*** Block opens ***

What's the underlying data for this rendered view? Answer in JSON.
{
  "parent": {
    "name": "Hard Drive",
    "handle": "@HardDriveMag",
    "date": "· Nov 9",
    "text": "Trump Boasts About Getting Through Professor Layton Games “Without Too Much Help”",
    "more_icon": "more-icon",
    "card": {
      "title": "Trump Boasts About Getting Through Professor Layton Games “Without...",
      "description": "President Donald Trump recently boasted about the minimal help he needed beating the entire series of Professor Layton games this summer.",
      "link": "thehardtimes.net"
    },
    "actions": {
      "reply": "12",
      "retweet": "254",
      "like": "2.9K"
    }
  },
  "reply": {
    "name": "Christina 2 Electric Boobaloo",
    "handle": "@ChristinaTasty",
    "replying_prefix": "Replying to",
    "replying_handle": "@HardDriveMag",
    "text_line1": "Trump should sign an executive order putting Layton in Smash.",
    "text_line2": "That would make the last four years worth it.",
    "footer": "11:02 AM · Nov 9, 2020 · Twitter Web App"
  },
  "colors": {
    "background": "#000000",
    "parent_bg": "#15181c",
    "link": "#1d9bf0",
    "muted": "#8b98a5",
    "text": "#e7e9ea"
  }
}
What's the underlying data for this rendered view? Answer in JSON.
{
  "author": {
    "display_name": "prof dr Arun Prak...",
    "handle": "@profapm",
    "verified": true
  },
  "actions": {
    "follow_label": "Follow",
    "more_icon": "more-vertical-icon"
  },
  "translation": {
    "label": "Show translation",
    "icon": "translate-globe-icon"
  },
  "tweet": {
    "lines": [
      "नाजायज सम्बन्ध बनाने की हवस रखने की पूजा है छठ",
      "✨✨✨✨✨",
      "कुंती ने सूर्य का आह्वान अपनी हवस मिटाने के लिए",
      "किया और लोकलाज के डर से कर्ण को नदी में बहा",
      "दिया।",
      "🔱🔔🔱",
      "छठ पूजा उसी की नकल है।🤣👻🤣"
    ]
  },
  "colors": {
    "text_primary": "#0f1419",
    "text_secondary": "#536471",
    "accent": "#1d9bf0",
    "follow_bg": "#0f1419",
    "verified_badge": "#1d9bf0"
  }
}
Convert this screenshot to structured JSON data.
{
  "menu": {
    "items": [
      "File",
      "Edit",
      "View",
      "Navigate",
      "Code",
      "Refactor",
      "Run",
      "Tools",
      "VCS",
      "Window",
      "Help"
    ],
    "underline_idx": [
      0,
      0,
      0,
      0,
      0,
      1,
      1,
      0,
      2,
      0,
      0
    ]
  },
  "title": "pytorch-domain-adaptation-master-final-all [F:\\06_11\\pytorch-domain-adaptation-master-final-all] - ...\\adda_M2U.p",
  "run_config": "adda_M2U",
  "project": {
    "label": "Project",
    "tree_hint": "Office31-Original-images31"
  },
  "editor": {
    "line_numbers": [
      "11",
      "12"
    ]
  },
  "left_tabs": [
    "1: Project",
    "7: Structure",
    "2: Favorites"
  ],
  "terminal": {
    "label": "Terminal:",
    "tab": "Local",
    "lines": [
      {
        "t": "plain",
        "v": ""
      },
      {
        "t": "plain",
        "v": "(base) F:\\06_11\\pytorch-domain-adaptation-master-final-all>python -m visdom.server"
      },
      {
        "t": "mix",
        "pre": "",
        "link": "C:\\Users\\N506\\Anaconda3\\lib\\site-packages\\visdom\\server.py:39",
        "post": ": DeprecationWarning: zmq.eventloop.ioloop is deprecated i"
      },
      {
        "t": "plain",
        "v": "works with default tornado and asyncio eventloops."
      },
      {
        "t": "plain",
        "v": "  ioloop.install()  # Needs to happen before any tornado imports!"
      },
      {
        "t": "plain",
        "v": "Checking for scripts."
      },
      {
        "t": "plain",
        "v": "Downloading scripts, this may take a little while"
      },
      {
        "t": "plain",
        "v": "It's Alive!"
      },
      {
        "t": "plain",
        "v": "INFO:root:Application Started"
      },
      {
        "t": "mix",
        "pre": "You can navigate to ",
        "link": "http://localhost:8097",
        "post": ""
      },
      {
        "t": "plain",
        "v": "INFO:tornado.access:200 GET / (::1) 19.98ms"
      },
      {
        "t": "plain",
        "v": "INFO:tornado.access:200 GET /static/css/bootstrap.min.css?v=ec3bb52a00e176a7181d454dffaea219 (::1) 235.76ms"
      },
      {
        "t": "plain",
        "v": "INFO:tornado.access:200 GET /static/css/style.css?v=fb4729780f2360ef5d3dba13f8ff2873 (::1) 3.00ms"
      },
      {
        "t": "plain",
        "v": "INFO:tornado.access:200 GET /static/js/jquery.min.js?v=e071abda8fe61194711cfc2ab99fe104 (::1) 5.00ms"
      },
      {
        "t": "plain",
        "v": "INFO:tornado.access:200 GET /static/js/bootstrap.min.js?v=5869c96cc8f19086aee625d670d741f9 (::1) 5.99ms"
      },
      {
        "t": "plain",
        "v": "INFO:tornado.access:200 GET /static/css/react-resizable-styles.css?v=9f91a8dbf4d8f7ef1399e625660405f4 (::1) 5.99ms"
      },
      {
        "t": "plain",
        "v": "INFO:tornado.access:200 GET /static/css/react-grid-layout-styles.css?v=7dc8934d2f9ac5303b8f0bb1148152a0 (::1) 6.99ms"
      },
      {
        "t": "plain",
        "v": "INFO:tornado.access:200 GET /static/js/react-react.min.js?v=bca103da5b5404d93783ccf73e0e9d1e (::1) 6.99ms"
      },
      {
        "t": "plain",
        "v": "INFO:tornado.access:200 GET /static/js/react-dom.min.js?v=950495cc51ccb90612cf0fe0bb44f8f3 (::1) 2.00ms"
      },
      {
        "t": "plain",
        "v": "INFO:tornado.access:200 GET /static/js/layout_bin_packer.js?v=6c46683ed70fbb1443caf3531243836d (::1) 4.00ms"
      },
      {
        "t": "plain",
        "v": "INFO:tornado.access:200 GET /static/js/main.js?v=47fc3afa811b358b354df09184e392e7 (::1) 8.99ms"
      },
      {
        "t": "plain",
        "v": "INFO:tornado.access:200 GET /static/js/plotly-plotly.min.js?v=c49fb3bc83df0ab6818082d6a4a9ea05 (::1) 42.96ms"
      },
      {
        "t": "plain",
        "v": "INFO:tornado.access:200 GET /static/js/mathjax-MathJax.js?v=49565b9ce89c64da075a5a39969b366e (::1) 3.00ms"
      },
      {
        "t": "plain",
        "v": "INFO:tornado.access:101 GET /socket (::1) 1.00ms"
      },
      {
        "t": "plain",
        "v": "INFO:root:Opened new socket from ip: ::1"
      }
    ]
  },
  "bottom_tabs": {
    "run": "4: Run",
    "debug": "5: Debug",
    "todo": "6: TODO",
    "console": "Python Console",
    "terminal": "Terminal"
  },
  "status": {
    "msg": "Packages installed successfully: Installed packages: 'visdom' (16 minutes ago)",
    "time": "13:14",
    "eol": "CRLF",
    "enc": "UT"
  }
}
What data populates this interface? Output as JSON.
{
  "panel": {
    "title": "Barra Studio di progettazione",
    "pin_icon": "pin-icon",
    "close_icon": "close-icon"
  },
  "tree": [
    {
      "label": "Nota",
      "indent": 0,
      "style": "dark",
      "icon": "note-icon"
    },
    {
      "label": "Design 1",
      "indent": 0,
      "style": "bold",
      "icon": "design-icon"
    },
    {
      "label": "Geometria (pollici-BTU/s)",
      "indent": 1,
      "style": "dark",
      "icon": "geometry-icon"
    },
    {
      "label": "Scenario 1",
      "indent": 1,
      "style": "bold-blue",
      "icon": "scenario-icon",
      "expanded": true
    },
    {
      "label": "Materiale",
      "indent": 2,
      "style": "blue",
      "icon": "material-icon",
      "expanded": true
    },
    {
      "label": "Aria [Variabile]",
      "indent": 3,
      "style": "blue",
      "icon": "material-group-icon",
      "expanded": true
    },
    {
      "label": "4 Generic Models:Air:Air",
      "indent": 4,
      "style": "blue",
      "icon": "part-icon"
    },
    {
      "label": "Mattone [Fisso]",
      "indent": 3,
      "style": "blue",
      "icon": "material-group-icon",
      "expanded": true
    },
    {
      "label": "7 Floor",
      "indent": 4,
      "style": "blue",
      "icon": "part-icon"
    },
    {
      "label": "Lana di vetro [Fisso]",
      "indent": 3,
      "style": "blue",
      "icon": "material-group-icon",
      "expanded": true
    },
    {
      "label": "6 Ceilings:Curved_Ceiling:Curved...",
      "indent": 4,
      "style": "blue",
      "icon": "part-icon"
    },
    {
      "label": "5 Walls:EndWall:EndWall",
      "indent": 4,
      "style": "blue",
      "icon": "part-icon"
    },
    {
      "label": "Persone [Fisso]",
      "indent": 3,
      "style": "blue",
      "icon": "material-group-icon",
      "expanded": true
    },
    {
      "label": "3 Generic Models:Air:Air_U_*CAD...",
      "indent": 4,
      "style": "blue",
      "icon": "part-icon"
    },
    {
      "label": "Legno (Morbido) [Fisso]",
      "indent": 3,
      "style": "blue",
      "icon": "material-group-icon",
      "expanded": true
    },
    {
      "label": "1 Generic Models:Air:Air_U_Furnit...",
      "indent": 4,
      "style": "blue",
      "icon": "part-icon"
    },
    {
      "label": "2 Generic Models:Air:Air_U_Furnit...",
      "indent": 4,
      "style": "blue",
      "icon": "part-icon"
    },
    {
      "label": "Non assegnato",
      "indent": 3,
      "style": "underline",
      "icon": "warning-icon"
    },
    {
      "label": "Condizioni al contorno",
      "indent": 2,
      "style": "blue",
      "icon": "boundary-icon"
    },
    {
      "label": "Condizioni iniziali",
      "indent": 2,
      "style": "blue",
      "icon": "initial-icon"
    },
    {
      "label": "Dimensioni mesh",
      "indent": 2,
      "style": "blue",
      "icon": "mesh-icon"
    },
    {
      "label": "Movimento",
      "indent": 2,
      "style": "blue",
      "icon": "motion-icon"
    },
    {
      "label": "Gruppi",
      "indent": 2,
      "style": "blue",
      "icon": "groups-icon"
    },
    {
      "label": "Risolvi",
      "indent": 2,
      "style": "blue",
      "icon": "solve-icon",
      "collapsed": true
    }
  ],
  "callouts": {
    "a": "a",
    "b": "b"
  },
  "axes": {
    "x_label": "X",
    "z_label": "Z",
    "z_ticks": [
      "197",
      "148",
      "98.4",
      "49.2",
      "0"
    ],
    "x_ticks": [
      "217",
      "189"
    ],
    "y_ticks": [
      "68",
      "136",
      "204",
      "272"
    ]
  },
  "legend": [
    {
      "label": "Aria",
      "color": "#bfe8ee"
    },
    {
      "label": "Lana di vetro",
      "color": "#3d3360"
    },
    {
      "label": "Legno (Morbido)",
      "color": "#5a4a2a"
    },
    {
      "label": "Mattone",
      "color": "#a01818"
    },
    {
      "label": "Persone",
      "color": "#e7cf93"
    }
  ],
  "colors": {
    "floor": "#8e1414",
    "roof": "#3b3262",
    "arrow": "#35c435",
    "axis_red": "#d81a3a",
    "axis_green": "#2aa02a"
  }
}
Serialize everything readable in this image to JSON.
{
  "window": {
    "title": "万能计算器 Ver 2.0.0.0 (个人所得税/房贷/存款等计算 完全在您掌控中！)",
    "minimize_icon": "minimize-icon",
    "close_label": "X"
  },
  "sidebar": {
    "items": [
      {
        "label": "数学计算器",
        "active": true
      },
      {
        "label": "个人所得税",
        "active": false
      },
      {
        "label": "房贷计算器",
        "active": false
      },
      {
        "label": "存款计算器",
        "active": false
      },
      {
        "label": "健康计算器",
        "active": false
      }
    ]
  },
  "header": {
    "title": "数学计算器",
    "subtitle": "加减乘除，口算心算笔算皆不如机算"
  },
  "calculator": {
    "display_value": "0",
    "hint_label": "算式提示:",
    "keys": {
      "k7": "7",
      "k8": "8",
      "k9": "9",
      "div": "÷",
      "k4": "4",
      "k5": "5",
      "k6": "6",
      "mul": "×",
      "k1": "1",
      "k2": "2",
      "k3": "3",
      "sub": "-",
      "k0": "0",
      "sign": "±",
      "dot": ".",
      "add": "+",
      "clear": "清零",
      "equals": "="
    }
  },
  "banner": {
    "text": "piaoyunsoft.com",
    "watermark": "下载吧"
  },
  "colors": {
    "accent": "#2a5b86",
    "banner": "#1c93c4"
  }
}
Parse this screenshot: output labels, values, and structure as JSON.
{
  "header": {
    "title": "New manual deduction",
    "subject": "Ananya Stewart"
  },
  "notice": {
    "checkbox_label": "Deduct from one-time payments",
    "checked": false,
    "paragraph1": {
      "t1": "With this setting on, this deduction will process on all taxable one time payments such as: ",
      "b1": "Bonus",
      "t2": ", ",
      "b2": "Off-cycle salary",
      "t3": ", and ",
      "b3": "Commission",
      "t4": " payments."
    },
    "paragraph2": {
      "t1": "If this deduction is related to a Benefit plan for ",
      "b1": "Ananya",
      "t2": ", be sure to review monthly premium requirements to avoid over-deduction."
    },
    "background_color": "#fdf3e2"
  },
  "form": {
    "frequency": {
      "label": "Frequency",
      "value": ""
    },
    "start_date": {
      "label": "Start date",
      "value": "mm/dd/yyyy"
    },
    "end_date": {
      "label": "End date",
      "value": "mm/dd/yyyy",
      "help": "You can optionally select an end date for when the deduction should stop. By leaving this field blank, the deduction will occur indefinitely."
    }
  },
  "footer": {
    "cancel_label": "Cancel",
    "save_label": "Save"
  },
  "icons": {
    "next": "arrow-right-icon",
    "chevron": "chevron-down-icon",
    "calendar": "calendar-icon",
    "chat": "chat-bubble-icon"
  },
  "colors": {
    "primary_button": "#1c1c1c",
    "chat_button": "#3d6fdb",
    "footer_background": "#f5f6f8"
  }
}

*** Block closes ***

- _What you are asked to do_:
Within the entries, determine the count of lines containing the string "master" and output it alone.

- _Final answer_:
2